6. The reference is to Alfred Howe Terry (1827-1890), Civil War soldier. Soon after the outbreak of the Civil War he was commissioned colonel of the 2nd Connecticut Militia, a three months' regiment, and participated in the first battle of Bull Run. After the bombardment, seige, and capture of Fort Pulaski, Georgia, in April 1862, Terry was promoted to brigadier general of volunteers. In 1863 Terry was·transferred to the Army of the James under Gen. Benjamin F. Butler and the following year was engaged mainly in operations against Richmond and Petersburg. On January 15, 1865, he was advanced to brigadier general in the regular army and received the thanks of Congress with particular reference to the capture of Fort Fisher.
7. The reference is to John Wesley Turner (1833-1899), Civil War soilder. After the outbreak of hostilities Turner was commissioned captain in the commissary department and served as chief commissary under Gen. David Hunter in Kansas from December 1861 to March 1862, and in the same capacity under General Hunter when the latter was in command of the Department of the South in April 1862. In May of the same year he served as chief commissary on the staff of Gen. Benjamin F. Butler at New Orleans and remained with him to the end of the year. After General Hunter was relieved of his command, Turner was made chief of staff and chief of artillery in June 1863 and took part in the siege of Fort Wagner and the attack on Fort Sumter. From November 20, 1864, to January 12, 1865, he was chief of staff of the Army of James.
8. The attack on Fort Wagner, July 18, 1863, was led by the 54th Masschusetts, the first colored regiment from the North.

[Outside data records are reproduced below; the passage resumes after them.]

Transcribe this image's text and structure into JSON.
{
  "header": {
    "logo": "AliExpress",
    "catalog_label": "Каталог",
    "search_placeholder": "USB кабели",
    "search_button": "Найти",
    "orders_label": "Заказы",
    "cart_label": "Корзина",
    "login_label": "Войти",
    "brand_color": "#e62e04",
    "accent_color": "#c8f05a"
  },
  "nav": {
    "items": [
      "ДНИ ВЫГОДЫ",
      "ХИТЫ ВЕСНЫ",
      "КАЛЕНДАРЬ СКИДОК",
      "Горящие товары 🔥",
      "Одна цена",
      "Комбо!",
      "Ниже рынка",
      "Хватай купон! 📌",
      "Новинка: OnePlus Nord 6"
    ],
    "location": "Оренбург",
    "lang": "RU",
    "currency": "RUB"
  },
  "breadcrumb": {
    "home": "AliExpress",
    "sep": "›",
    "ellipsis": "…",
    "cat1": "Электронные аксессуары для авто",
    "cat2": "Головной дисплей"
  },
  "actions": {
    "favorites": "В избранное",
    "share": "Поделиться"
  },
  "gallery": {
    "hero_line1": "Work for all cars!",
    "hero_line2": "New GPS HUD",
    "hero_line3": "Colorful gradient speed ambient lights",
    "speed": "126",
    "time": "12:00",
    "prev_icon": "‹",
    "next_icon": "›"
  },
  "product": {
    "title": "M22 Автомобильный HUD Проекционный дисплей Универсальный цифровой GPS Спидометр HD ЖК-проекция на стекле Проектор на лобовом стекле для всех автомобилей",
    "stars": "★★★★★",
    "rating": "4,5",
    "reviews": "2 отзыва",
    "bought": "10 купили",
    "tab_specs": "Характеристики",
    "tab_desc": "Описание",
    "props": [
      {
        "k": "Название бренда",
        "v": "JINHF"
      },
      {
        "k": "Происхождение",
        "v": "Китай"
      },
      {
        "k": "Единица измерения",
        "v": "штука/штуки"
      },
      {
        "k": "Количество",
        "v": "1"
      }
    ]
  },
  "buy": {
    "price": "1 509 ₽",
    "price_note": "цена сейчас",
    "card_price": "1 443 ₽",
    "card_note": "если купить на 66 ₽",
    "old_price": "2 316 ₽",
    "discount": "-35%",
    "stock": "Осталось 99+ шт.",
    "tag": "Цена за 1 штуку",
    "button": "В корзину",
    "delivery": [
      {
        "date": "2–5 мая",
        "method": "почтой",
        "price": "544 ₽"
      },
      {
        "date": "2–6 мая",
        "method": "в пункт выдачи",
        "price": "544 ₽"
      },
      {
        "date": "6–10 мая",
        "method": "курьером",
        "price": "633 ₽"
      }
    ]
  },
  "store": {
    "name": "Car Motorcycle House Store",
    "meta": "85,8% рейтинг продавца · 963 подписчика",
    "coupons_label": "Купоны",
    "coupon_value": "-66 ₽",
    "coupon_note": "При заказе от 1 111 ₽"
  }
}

Sergeant William H. Carney planted the colors of the regiment on top of the fort. Several of the commanders were killed, including Colonel Robert Gould Shaw; many were wounded, and the brigade was compelled to retire.
9. In the battle of Port Hudson, a Confederate stronghold on the lower Mississippi (May 27, 1863), two black regiments, the First and Third Louisiana Native Guards, distinguished themselves for bravery and received special commendation from General Banks.

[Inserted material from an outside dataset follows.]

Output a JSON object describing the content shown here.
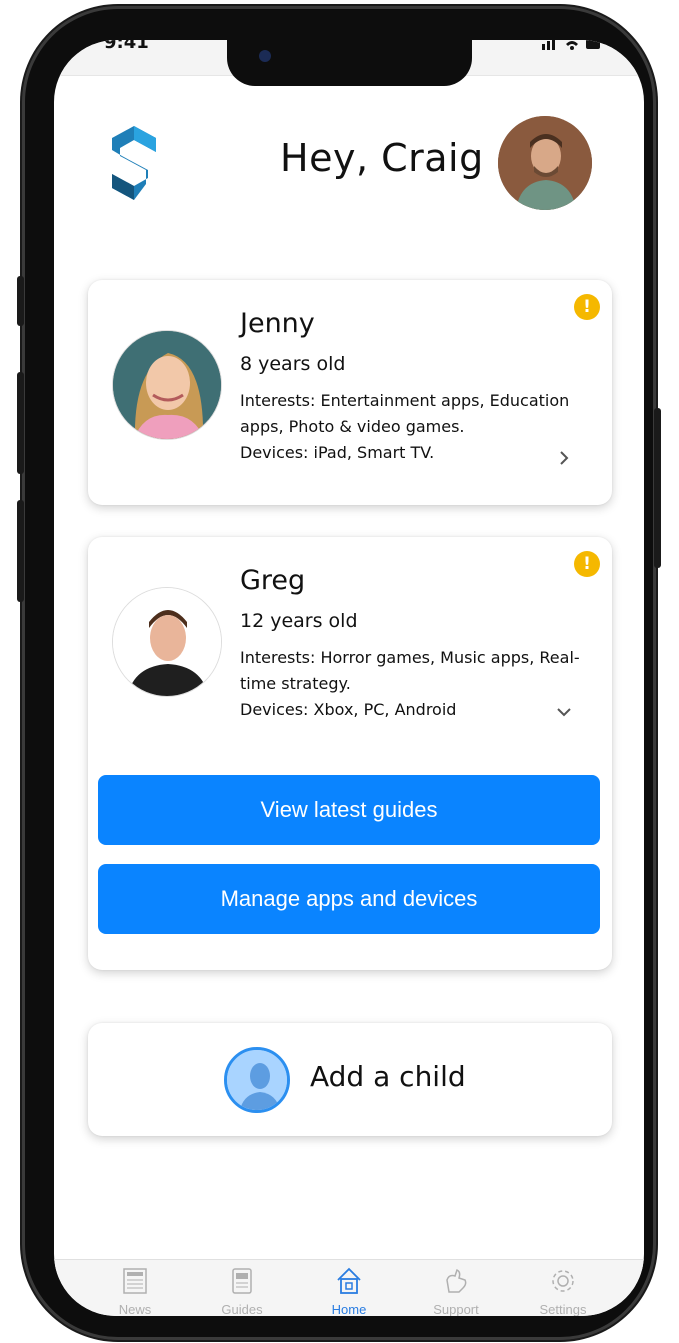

10. At the battle of Milliken's Bend, Louisiana, on June 7,1863, the black soldiers were extremely important, and in bitter hand-to-hand fighting were victorious. Negro soldiers who were wounded were killed in this and in other battles, the common slogan of the Confederates being that no quarter should be shown them.
11. Horatio Seymour (1810-1886), Democratic governor of New York and leader of the "Peace Democracy," opposed the Emancipation Proclamation, urged an early end to the war, and was labeled a Copperhead by Horace Greeley. Seymour denounced the arrest of Clement L. Vallandigham, leader of the Copperheads-- those in the North who favored the South.
12. Reuben Eaton Fenton (1819-1885) was a United States congressman, senator, and governor of New York. Elected to congress in 1852, under the Demoratic Party, he later opposed the Kansas-Nebraska Bill, which marked his break with that organization over the slavery issue. He lost his re-election bid in 1854 but went on to win another term in congress in 1856, under the Republican Party, the group which he helped to found. He resigned his seat upon his election as governor in 1864, serving until 1868. Elected to the senate in 1869, he held that post until 1875. An astute politician, Fenton was credited with building one of the most powerful political machines in the history of the state and was regarded as its ablest political organizer after Martin Van Buren.
13. The reference is to George Brinton McClellan (1826-1885), Civil War general and Democratic presidential candidate in 1864. Appointed by Lincoln as general-in-chief of the Army of the Potomac in 1862, he failed to take the military initiative against the Confederate armies and gained a reputation for vacillation and mismanagement until he was removed from that post by the president. When Lincoln issued his proclamation of emancipation, McClellan
You don't have permission to discuss this page.